• [Problem statement]
Write out every line below that includes the word "BitFaster".

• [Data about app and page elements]
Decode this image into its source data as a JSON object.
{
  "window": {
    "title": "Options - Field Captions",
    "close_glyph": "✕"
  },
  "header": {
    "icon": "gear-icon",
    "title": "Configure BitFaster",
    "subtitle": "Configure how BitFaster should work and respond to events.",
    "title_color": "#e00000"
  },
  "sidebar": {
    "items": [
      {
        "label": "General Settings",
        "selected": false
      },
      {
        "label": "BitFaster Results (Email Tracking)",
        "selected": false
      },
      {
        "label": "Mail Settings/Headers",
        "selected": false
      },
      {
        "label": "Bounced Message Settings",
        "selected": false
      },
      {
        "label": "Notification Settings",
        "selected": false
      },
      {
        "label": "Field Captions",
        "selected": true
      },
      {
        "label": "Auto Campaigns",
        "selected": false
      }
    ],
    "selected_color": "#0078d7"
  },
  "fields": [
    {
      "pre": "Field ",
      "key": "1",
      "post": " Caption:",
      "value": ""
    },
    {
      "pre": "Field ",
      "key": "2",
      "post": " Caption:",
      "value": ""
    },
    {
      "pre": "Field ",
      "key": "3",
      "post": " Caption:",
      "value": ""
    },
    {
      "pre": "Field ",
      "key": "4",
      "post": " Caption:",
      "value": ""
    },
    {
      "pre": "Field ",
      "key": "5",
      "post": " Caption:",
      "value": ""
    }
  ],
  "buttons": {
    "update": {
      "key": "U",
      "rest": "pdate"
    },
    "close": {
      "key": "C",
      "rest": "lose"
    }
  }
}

• [Result of this task]
    "title": "Configure BitFaster",
    "subtitle": "Configure how BitFaster should work and respond to events.",
        "label": "BitFaster Results (Email Tracking)",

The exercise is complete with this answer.